Save the Children Sweden is working in partnership with the General Staff of the Armed Forces of Côte d’Ivoire, and in collaboration with CADHA, an NGO that trains armed forces on protection of human rights, and has its headquarters in Camp Gallieni, the central military base of the Ivoirian armed forces. The center has been equipped with technical equipment and teaching materials to sensitize military personnel on protection issues and the rights of the child.
On February 21, at the United Nations in New York, Child Soldiers International hosted a celebration to mark 18 years of the Optional Protocol to the Convention on the Rights of the Child on the involvement of children in armed conflict.
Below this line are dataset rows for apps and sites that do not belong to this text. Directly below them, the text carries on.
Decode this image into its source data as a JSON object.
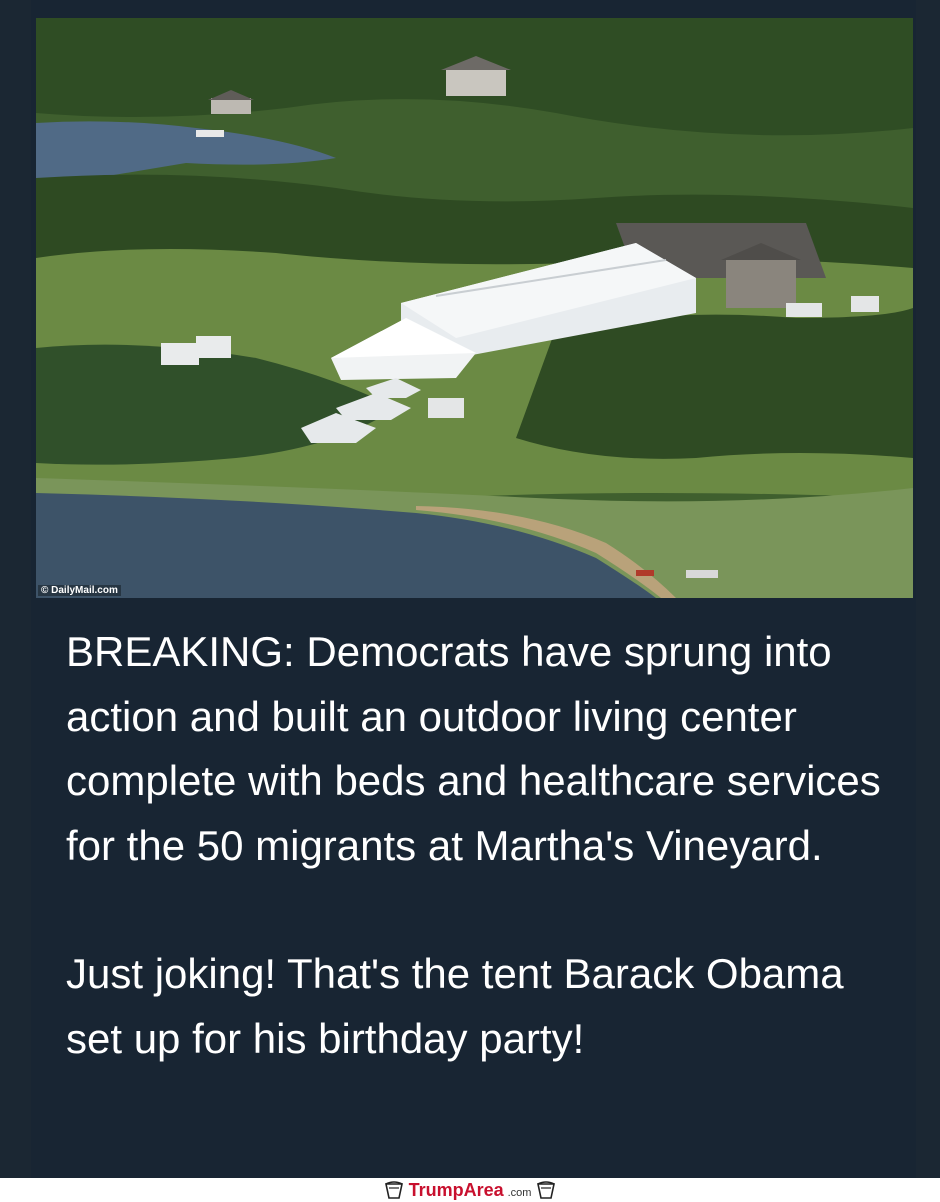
{
  "photo": {
    "credit": "© DailyMail.com"
  },
  "message": {
    "paragraph1": "BREAKING: Democrats have sprung into action and built an outdoor living center complete with beds and healthcare services for the 50 migrants at Martha's Vineyard.",
    "paragraph2": "Just joking! That's the tent Barack Obama set up for his birthday party!"
  },
  "footer": {
    "brand": "TrumpArea",
    "tld": ".com",
    "icon": "cup-icon"
  },
  "colors": {
    "background": "#17212b",
    "card": "#182533",
    "text": "#ffffff",
    "brand": "#c8102e"
  }
}
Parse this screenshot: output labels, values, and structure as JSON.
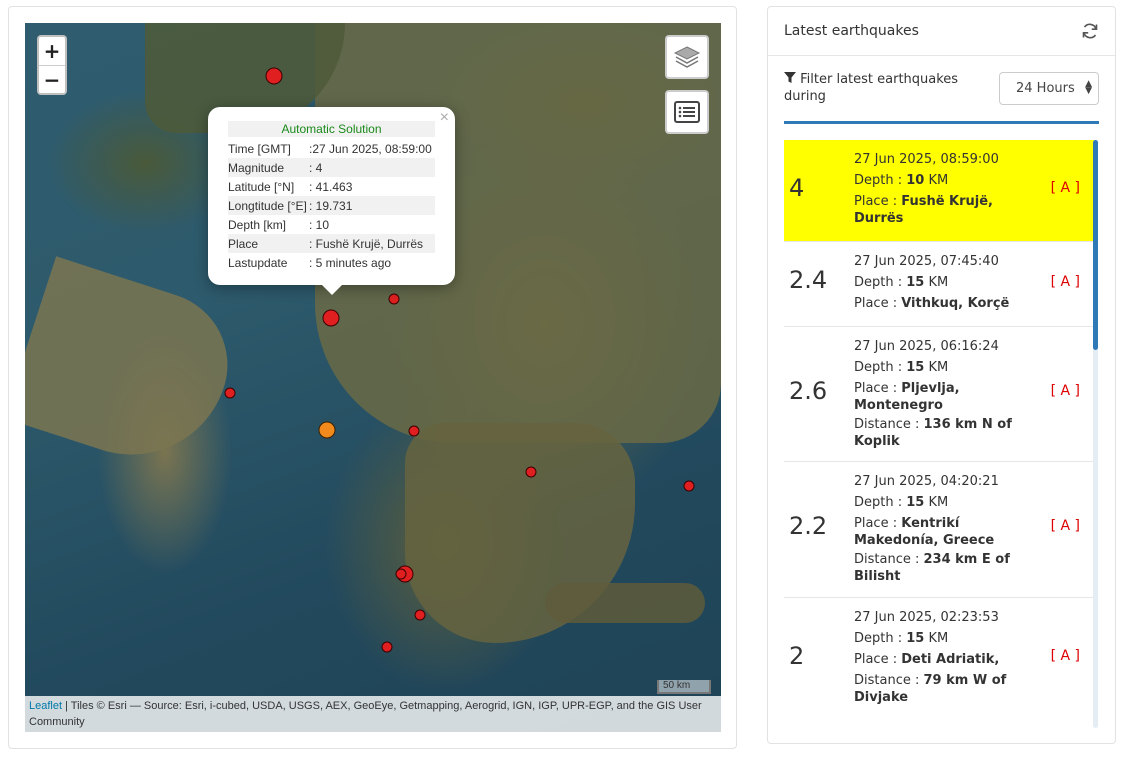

Co-hosted by the Permanent Missions of Belgium, Canada, Colombia, France, Sierra Leone, and Sweden, “OPAC Turns 18” included a robust discussion of the various challenges faced by children in war around the world, including threats to their education.
Amy Kapit, GCPEA Research Director, provided an account of global attacks on education highlighting the risk of child recruitment that is posed by military use of schools and calling for endorsement of the Safe Schools Declaration. Andorra, Bulgaria, France, Italy, Spain, Sweden, and Uruguay highlighted their governments’ support for the Declaration as an effective tool to improve protection of education in conflict. SRSG Virginia Gamba emphasized the crucial need to protect schools in order to better protect children, referring to the Declaration as an example of good practice in this regard. Speaking on behalf of Save the Children UK, GCPEA Co-Chair Véronique Aubert, stressed that children have the right to learn in safety, whether living in conflict or not, and called on more states to endorse and implement the Declaration as a means of protecting access to education.
On February 15, at the 21st International Meeting of National Mine Action Program Directors and UN Advisers, Article 36 hosted a side event on the role of the humanitarian mine action community in supporting implementation of the Safe Schools Declaration. The objective was to explore the mutually-reinforcing links in the underlying principles, goals, and activities of the Declaration and humanitarian mine action and discuss ways forward to benefit both agendas.
GCPEA Coordinator Gisela Schmidt-Martin shared the example of Somalia where, in July 2017, AMISOM vacated the Somali National University and returned control of the facility to the authorities in a handover ceremony, which was presided over by Special Representative of the Chairperson of the African Union Commission, and other authorities. The handover was carried out as part of AMISOM’s compliance with the Declaration. Prior to the handing over, the UN Support Office in Somalia supported the clearance of all unexploded ordnance and cleaned the buildings that had been occupied by the troops. This was the third education facility returned to the Federal Government of Somalia in 2017.